As the studies are only observational in nature, there is no definite proof of this.
A study on cooking time and temperature also shows that increasing temperatures over 150 degrees generates more of these compounds (18).
The Perfect Temperature?
A study analyzing the perfect cooking time and temperature for beef found that;
- Roasting at low temperatures (135°C) results in better taste, less moisture loss and increased tenderness (19).
- This method of cooking leaves a visual red/pink presence and imparts a better flavor.
By the same token, this method of cooking is likely to result in less heat-related damage and a healthier cut of steak.
6. Steak is a Healthy Choice For Weight Loss
Here is another claim that seems to go against popular belief.
However, if we look to the science, then we can see sufficient evidence for steak aiding weight loss.
- Red meat is high in protein and fat, and both of these are much more satiating than refined carbohydrate. Protein is the most satiating macronutrient (20, 21).

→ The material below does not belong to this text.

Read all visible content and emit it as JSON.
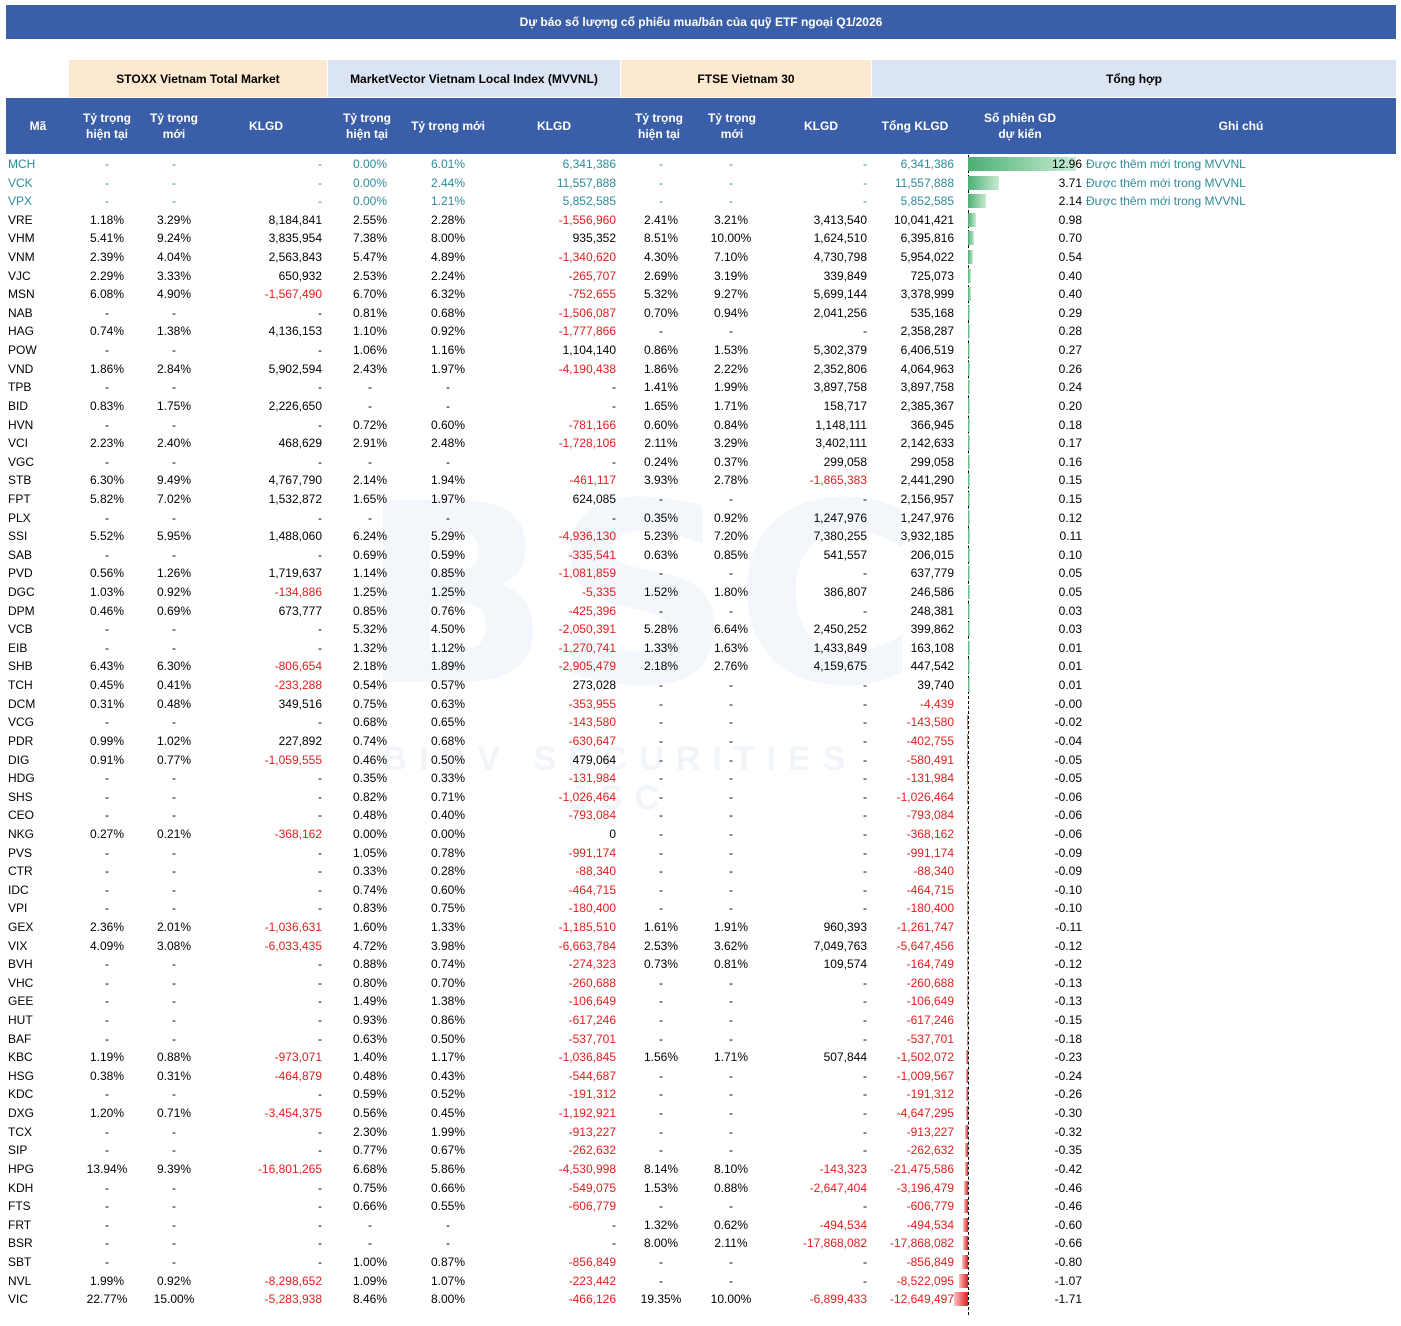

- A recent analysis from the United States National Health and Nutrition Examination Survey (NHANES) found that people who eat red meat more often have a lower body mass index and a smaller waist circumference (22).
- In a 28-day study, individuals were assigned to a high red meat and very low carb diet (<20g per day). In summary, results showed significant weight loss (-5.26kg) with no evidence of an adverse effect on cardiovascular risk (23).
- Eating foods high in dietary protein such as steak encourage a healthy body weight and composition. Not only through the effect on satiety but also by improving stamina and vitality (24).
7. Steak is Delicious
A juicy, succulent ribeye steak perfectly seasoned with salt and pepper? Or perhaps you like it liberally covered in garlic butter?
Whatever your favorite steak choice may be, it certainly isn’t lacking in the taste department.
And for any health food—which steak is—being highly satiating, rewarding, and fulfilling is critical to dietary adherence.
Steak is Healthy
For all the reasons listed in this article and more, we should recognize steak for what it is; a healthy food.
In what kind of world do we live when we accuse steak of being “dangerous”, while at the same time promoting ultra-processed cereals and margarine as “heart healthy”?